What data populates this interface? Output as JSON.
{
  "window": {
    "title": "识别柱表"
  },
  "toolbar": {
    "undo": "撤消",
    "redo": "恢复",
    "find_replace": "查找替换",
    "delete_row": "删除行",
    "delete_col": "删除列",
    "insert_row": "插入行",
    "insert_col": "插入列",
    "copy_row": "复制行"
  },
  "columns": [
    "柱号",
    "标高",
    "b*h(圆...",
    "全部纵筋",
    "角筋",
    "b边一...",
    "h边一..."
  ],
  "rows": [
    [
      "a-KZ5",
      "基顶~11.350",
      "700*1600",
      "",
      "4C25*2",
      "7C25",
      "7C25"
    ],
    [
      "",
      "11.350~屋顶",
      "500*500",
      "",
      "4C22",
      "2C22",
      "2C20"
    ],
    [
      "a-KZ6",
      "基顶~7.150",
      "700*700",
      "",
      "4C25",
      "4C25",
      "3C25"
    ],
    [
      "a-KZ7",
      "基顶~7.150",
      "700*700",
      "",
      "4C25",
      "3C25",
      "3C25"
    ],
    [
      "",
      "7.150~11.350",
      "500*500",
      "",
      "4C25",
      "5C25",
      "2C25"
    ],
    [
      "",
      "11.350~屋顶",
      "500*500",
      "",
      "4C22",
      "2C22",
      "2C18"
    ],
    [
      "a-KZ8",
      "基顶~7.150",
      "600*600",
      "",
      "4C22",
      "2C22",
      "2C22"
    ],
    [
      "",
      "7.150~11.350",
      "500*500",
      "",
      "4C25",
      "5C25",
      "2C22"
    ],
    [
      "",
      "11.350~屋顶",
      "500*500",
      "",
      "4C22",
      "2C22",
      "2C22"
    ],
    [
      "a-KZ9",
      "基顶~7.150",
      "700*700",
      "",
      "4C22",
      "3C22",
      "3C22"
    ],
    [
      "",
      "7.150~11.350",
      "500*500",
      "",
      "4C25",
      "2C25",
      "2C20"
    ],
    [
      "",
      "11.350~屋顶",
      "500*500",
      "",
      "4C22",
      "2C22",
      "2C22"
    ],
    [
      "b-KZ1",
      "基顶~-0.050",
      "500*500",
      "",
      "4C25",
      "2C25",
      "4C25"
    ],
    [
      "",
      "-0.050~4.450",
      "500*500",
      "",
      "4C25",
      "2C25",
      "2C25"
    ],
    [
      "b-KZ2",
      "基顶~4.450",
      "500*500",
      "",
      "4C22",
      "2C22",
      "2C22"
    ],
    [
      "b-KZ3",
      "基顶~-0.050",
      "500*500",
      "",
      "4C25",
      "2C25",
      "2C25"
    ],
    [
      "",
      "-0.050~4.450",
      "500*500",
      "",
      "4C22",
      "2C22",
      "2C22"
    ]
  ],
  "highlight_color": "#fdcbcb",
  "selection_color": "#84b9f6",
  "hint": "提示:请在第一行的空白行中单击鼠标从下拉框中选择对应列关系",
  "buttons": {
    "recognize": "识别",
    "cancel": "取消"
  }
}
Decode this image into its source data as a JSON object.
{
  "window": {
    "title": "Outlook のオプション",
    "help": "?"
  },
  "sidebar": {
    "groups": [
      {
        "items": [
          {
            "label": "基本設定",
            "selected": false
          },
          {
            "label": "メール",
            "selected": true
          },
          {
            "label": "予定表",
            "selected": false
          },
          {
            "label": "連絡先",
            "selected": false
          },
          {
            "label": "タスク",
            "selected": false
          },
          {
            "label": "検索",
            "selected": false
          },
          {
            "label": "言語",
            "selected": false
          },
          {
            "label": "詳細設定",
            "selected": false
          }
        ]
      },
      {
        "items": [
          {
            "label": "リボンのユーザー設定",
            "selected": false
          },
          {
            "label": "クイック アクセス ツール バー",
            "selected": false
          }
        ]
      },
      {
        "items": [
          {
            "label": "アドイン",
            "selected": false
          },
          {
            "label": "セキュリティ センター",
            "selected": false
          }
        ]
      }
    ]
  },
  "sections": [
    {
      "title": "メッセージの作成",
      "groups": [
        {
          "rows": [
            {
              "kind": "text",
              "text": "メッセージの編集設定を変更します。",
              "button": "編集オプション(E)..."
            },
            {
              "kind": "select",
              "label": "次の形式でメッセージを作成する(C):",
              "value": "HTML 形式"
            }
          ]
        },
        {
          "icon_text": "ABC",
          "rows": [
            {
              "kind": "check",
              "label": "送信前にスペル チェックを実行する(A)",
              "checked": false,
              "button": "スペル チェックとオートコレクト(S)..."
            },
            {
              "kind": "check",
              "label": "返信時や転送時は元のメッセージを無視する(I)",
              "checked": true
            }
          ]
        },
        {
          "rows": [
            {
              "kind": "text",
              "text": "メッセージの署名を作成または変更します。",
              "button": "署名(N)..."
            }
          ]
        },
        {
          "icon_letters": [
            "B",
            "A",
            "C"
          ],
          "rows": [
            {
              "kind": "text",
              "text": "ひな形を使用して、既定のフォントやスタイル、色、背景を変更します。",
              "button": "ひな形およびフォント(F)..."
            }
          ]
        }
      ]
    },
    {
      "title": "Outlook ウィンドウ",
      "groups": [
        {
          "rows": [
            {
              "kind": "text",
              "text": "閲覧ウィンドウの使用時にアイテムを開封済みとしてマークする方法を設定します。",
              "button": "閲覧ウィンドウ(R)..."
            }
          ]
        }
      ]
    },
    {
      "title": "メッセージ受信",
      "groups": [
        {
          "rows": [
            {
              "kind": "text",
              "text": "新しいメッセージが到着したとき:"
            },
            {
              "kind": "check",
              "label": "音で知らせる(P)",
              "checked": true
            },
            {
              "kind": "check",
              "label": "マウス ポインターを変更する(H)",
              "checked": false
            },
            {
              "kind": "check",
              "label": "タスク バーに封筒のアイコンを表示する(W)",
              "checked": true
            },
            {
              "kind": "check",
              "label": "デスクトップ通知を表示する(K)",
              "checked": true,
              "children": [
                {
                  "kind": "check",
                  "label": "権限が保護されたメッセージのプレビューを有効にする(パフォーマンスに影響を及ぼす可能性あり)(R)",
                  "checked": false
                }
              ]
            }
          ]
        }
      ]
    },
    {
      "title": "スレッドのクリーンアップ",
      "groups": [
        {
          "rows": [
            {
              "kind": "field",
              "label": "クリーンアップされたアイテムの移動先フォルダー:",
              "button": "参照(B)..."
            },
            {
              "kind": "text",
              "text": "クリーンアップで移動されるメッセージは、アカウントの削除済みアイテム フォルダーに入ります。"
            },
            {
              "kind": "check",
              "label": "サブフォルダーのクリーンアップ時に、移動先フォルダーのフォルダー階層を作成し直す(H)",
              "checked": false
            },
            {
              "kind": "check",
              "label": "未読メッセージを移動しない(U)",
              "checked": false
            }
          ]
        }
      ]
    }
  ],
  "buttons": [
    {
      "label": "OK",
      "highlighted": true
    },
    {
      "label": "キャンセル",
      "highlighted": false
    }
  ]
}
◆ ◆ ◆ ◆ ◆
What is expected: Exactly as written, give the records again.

Response box:
What data populates this interface? Output as JSON.
{
  "window": {
    "title": "识别柱表"
  },
  "toolbar": {
    "undo": "撤消",
    "redo": "恢复",
    "find_replace": "查找替换",
    "delete_row": "删除行",
    "delete_col": "删除列",
    "insert_row": "插入行",
    "insert_col": "插入列",
    "copy_row": "复制行"
  },
  "columns": [
    "柱号",
    "标高",
    "b*h(圆...",
    "全部纵筋",
    "角筋",
    "b边一...",
    "h边一..."
  ],
  "rows": [
    [
      "a-KZ5",
      "基顶~11.350",
      "700*1600",
      "",
      "4C25*2",
      "7C25",
      "7C25"
    ],
    [
      "",
      "11.350~屋顶",
      "500*500",
      "",
      "4C22",
      "2C22",
      "2C20"
    ],
    [
      "a-KZ6",
      "基顶~7.150",
      "700*700",
      "",
      "4C25",
      "4C25",
      "3C25"
    ],
    [
      "a-KZ7",
      "基顶~7.150",
      "700*700",
      "",
      "4C25",
      "3C25",
      "3C25"
    ],
    [
      "",
      "7.150~11.350",
      "500*500",
      "",
      "4C25",
      "5C25",
      "2C25"
    ],
    [
      "",
      "11.350~屋顶",
      "500*500",
      "",
      "4C22",
      "2C22",
      "2C18"
    ],
    [
      "a-KZ8",
      "基顶~7.150",
      "600*600",
      "",
      "4C22",
      "2C22",
      "2C22"
    ],
    [
      "",
      "7.150~11.350",
      "500*500",
      "",
      "4C25",
      "5C25",
      "2C22"
    ],
    [
      "",
      "11.350~屋顶",
      "500*500",
      "",
      "4C22",
      "2C22",
      "2C22"
    ],
    [
      "a-KZ9",
      "基顶~7.150",
      "700*700",
      "",
      "4C22",
      "3C22",
      "3C22"
    ],
    [
      "",
      "7.150~11.350",
      "500*500",
      "",
      "4C25",
      "2C25",
      "2C20"
    ],
    [
      "",
      "11.350~屋顶",
      "500*500",
      "",
      "4C22",
      "2C22",
      "2C22"
    ],
    [
      "b-KZ1",
      "基顶~-0.050",
      "500*500",
      "",
      "4C25",
      "2C25",
      "4C25"
    ],
    [
      "",
      "-0.050~4.450",
      "500*500",
      "",
      "4C25",
      "2C25",
      "2C25"
    ],
    [
      "b-KZ2",
      "基顶~4.450",
      "500*500",
      "",
      "4C22",
      "2C22",
      "2C22"
    ],
    [
      "b-KZ3",
      "基顶~-0.050",
      "500*500",
      "",
      "4C25",
      "2C25",
      "2C25"
    ],
    [
      "",
      "-0.050~4.450",
      "500*500",
      "",
      "4C22",
      "2C22",
      "2C22"
    ]
  ],
  "highlight_color": "#fdcbcb",
  "selection_color": "#84b9f6",
  "hint": "提示:请在第一行的空白行中单击鼠标从下拉框中选择对应列关系",
  "buttons": {
    "recognize": "识别",
    "cancel": "取消"
  }
}
Decode this image into its source data as a JSON object.
{
  "window": {
    "title": "Outlook のオプション",
    "help": "?"
  },
  "sidebar": {
    "groups": [
      {
        "items": [
          {
            "label": "基本設定",
            "selected": false
          },
          {
            "label": "メール",
            "selected": true
          },
          {
            "label": "予定表",
            "selected": false
          },
          {
            "label": "連絡先",
            "selected": false
          },
          {
            "label": "タスク",
            "selected": false
          },
          {
            "label": "検索",
            "selected": false
          },
          {
            "label": "言語",
            "selected": false
          },
          {
            "label": "詳細設定",
            "selected": false
          }
        ]
      },
      {
        "items": [
          {
            "label": "リボンのユーザー設定",
            "selected": false
          },
          {
            "label": "クイック アクセス ツール バー",
            "selected": false
          }
        ]
      },
      {
        "items": [
          {
            "label": "アドイン",
            "selected": false
          },
          {
            "label": "セキュリティ センター",
            "selected": false
          }
        ]
      }
    ]
  },
  "sections": [
    {
      "title": "メッセージの作成",
      "groups": [
        {
          "rows": [
            {
              "kind": "text",
              "text": "メッセージの編集設定を変更します。",
              "button": "編集オプション(E)..."
            },
            {
              "kind": "select",
              "label": "次の形式でメッセージを作成する(C):",
              "value": "HTML 形式"
            }
          ]
        },
        {
          "icon_text": "ABC",
          "rows": [
            {
              "kind": "check",
              "label": "送信前にスペル チェックを実行する(A)",
              "checked": false,
              "button": "スペル チェックとオートコレクト(S)..."
            },
            {
              "kind": "check",
              "label": "返信時や転送時は元のメッセージを無視する(I)",
              "checked": true
            }
          ]
        },
        {
          "rows": [
            {
              "kind": "text",
              "text": "メッセージの署名を作成または変更します。",
              "button": "署名(N)..."
            }
          ]
        },
        {
          "icon_letters": [
            "B",
            "A",
            "C"
          ],
          "rows": [
            {
              "kind": "text",
              "text": "ひな形を使用して、既定のフォントやスタイル、色、背景を変更します。",
              "button": "ひな形およびフォント(F)..."
            }
          ]
        }
      ]
    },
    {
      "title": "Outlook ウィンドウ",
      "groups": [
        {
          "rows": [
            {
              "kind": "text",
              "text": "閲覧ウィンドウの使用時にアイテムを開封済みとしてマークする方法を設定します。",
              "button": "閲覧ウィンドウ(R)..."
            }
          ]
        }
      ]
    },
    {
      "title": "メッセージ受信",
      "groups": [
        {
          "rows": [
            {
              "kind": "text",
              "text": "新しいメッセージが到着したとき:"
            },
            {
              "kind": "check",
              "label": "音で知らせる(P)",
              "checked": true
            },
            {
              "kind": "check",
              "label": "マウス ポインターを変更する(H)",
              "checked": false
            },
            {
              "kind": "check",
              "label": "タスク バーに封筒のアイコンを表示する(W)",
              "checked": true
            },
            {
              "kind": "check",
              "label": "デスクトップ通知を表示する(K)",
              "checked": true,
              "children": [
                {
                  "kind": "check",
                  "label": "権限が保護されたメッセージのプレビューを有効にする(パフォーマンスに影響を及ぼす可能性あり)(R)",
                  "checked": false
                }
              ]
            }
          ]
        }
      ]
    },
    {
      "title": "スレッドのクリーンアップ",
      "groups": [
        {
          "rows": [
            {
              "kind": "field",
              "label": "クリーンアップされたアイテムの移動先フォルダー:",
              "button": "参照(B)..."
            },
            {
              "kind": "text",
              "text": "クリーンアップで移動されるメッセージは、アカウントの削除済みアイテム フォルダーに入ります。"
            },
            {
              "kind": "check",
              "label": "サブフォルダーのクリーンアップ時に、移動先フォルダーのフォルダー階層を作成し直す(H)",
              "checked": false
            },
            {
              "kind": "check",
              "label": "未読メッセージを移動しない(U)",
              "checked": false
            }
          ]
        }
      ]
    }
  ],
  "buttons": [
    {
      "label": "OK",
      "highlighted": true
    },
    {
      "label": "キャンセル",
      "highlighted": false
    }
  ]
}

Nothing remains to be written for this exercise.